● **HOW TO COMPLETE THIS TASK**
Find and return every line of the data that contains the word "trường".

● **MATERIAL FOR THIS TASK**
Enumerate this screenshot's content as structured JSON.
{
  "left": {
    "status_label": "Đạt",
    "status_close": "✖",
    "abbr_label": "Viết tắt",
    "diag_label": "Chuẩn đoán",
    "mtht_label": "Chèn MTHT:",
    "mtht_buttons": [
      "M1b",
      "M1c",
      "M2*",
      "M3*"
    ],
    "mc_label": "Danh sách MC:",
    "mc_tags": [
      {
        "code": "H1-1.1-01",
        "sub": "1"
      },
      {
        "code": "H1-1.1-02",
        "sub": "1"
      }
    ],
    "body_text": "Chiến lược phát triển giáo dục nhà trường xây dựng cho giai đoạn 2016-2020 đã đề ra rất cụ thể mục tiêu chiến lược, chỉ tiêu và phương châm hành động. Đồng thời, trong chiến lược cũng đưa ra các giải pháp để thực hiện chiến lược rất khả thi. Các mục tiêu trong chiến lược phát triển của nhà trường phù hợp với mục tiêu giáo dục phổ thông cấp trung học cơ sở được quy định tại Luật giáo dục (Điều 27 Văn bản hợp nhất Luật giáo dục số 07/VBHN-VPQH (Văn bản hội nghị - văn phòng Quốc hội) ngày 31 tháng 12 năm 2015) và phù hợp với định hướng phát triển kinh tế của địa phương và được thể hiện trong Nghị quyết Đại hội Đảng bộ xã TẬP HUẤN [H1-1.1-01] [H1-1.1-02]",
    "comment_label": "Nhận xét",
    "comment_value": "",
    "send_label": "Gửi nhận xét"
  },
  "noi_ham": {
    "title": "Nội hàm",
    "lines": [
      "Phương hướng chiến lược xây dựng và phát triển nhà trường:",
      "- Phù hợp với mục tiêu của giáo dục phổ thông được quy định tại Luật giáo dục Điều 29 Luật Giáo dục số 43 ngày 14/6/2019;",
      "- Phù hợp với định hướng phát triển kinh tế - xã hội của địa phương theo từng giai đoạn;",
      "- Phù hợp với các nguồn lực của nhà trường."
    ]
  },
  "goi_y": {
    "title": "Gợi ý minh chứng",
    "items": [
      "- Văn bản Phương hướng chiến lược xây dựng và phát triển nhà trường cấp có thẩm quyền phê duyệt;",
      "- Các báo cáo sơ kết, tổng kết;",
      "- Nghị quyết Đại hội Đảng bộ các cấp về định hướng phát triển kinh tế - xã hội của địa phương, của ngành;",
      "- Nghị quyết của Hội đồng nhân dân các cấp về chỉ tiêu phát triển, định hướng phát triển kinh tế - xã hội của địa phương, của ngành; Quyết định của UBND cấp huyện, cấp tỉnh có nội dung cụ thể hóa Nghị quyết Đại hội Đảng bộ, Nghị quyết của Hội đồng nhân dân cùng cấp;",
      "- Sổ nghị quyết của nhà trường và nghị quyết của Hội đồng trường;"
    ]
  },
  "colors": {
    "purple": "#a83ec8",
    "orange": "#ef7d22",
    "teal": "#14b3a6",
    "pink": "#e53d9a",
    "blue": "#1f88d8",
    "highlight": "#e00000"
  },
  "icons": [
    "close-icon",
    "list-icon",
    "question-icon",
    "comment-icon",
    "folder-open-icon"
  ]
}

● **EXPECTED ANSWER**
    "body_text": "Chiến lược phát triển giáo dục nhà trường xây dựng cho giai đoạn 2016-2020 đã đề ra rất cụ thể mục tiêu chiến lược, chỉ tiêu và phương châm hành động. Đồng thời, trong chiến lược cũng đưa ra các giải pháp để thực hiện chiến lược rất khả thi. Các mục tiêu trong chiến lược phát triển của nhà trường phù hợp với mục tiêu giáo dục phổ thông cấp trung học cơ sở được quy định tại Luật giáo dục (Điều 27 Văn bản hợp nhất Luật giáo dục số 07/VBHN-VPQH (Văn bản hội nghị - văn phòng Quốc hội) ngày 31 tháng 12 năm 2015) và phù hợp với định hướng phát triển kinh tế của địa phương và được thể hiện trong Nghị quyết Đại hội Đảng bộ xã TẬP HUẤN [H1-1.1-01] [H1-1.1-02]",
      "Phương hướng chiến lược xây dựng và phát triển nhà trường:",
      "- Phù hợp với các nguồn lực của nhà trường."
      "- Văn bản Phương hướng chiến lược xây dựng và phát triển nhà trường cấp có thẩm quyền phê duyệt;",
      "- Sổ nghị quyết của nhà trường và nghị quyết của Hội đồng trường;"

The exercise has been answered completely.